In his book Algebraic Topology, Hatcher constructs cellular homology of a CW-complex $$X$$ as the homology of the following chain complex: $$\cdots \to H_{n+1}(X_{n+1},X_n) \overset{d_{n+1}}{\to} H_n(X_n,X_{n-1}) \overset{d_n}{\to} H_{n-1}(X_{n-1},X_{n-2}) \to \cdots$$ where the maps are induced by boundary maps in the long exact sequences of the pairs $$(X_{i+1},X_i)$$. Hatcher claims that when $$n=1$$, computing the map $$d_1 : H_1(X_1,X_0) \to H_0(X_0)$$ is easy because the map is the same as the simplicial boundary map $$\Delta_1(X) \to \Delta_0(X)$$. I'm having trouble seeing this. How do we even show that we can identify $$H_1(X_1,X_0)$$ with $$\Delta_1(X)$$ and $$H_0(X_0)$$ with $$\Delta_0(X)$$? I know that $$H_1(X_1,X_0) \cong H_1^\Delta(X_1,X_0)$$ and $$H_0(X_0) \cong H_0^\Delta(X_0)$$, but I'm stuck there.

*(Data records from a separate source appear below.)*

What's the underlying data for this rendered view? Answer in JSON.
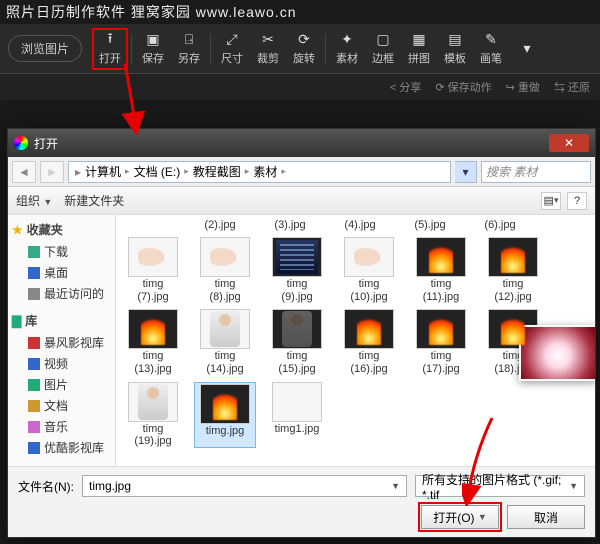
{
  "caption": "照片日历制作软件  狸窝家园  www.leawo.cn",
  "toolbar": {
    "browse": "浏览图片",
    "items": [
      {
        "label": "打开",
        "icon": "open"
      },
      {
        "label": "保存",
        "icon": "save"
      },
      {
        "label": "另存",
        "icon": "saveas"
      },
      {
        "label": "尺寸",
        "icon": "size"
      },
      {
        "label": "裁剪",
        "icon": "crop"
      },
      {
        "label": "旋转",
        "icon": "rotate"
      },
      {
        "label": "素材",
        "icon": "assets"
      },
      {
        "label": "边框",
        "icon": "frame"
      },
      {
        "label": "拼图",
        "icon": "collage"
      },
      {
        "label": "模板",
        "icon": "template"
      },
      {
        "label": "画笔",
        "icon": "brush"
      }
    ]
  },
  "secondbar": {
    "share": "分享",
    "saveact": "保存动作",
    "undo": "重做",
    "compare": "还原"
  },
  "dialog": {
    "title": "打开",
    "breadcrumb": [
      "计算机",
      "文档 (E:)",
      "教程截图",
      "素材"
    ],
    "searchPlaceholder": "搜索 素材",
    "organize": "组织",
    "newFolder": "新建文件夹",
    "sidebar": {
      "favorites": {
        "head": "收藏夹",
        "items": [
          "下载",
          "桌面",
          "最近访问的"
        ]
      },
      "lib": {
        "head": "库",
        "items": [
          "暴风影视库",
          "视频",
          "图片",
          "文档",
          "音乐",
          "优酷影视库"
        ]
      }
    },
    "firstRow": [
      "(2).jpg",
      "(3).jpg",
      "(4).jpg",
      "(5).jpg",
      "(6).jpg"
    ],
    "files": [
      {
        "name": "timg (7).jpg",
        "kind": "hand"
      },
      {
        "name": "timg (8).jpg",
        "kind": "hand"
      },
      {
        "name": "timg (9).jpg",
        "kind": "building"
      },
      {
        "name": "timg (10).jpg",
        "kind": "hand"
      },
      {
        "name": "timg (11).jpg",
        "kind": "flame"
      },
      {
        "name": "timg (12).jpg",
        "kind": "flame"
      },
      {
        "name": "timg (13).jpg",
        "kind": "flame"
      },
      {
        "name": "timg (14).jpg",
        "kind": "person"
      },
      {
        "name": "timg (15).jpg",
        "kind": "person-dark"
      },
      {
        "name": "timg (16).jpg",
        "kind": "flame"
      },
      {
        "name": "timg (17).jpg",
        "kind": "flame"
      },
      {
        "name": "timg (18).jpg",
        "kind": "flame"
      },
      {
        "name": "timg (19).jpg",
        "kind": "person"
      },
      {
        "name": "timg.jpg",
        "kind": "flame",
        "selected": true
      },
      {
        "name": "timg1.jpg",
        "kind": "light"
      }
    ],
    "filenameLabel": "文件名(N):",
    "filenameValue": "timg.jpg",
    "filterValue": "所有支持的图片格式 (*.gif; *.tif",
    "openBtn": "打开(O)",
    "cancelBtn": "取消"
  }
}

Also the notation is throwing me off - How can we even talk about $$\Delta_1(X)$$ and $$\Delta_0(X)$$ when $$X$$ isn't even a $$\Delta$$-complex?

Although $$X$$ may not be a $$\Delta$$-complex, $$X_1$$ certainly is.
Every CW complex of dimension $$\le 1$$ is a $$\Delta$$-complex.
Since $$X_0$$ is a discrete topological space, it follows that $$H_0(X_0)$$ is the direct sum of one copy of $$\mathbb Z$$ for each point in $$X_0$$, which is exactly how $$\Delta_0(X_0)$$ is defined.
Similarly, by this point Hatcher has proved that $$H_1(X_1,X_0)$$ is the direct sum of one copy of $$\mathbb Z$$ for each 1-cell in $$X_1$$, and a 1-cell in $$X_1$$ is the same as a 1-simplex in $$X_1$$, so this is also exactly how $$\Delta_1(X_1)$$ is defined, namely a direct sum of one copy of $$\mathbb Z$$ for each $$1$$-simplex in $$X_1$$.
• Is there some easy way to see that their boundary operators are the same too? I'm kind of able to convince myself that it's true by analyzing the definition differential in the l.e.s. for the pair and how singular chains for the pair $(X_1, X_0)$ look like but that's not very neat. Commented May 22 at 11:42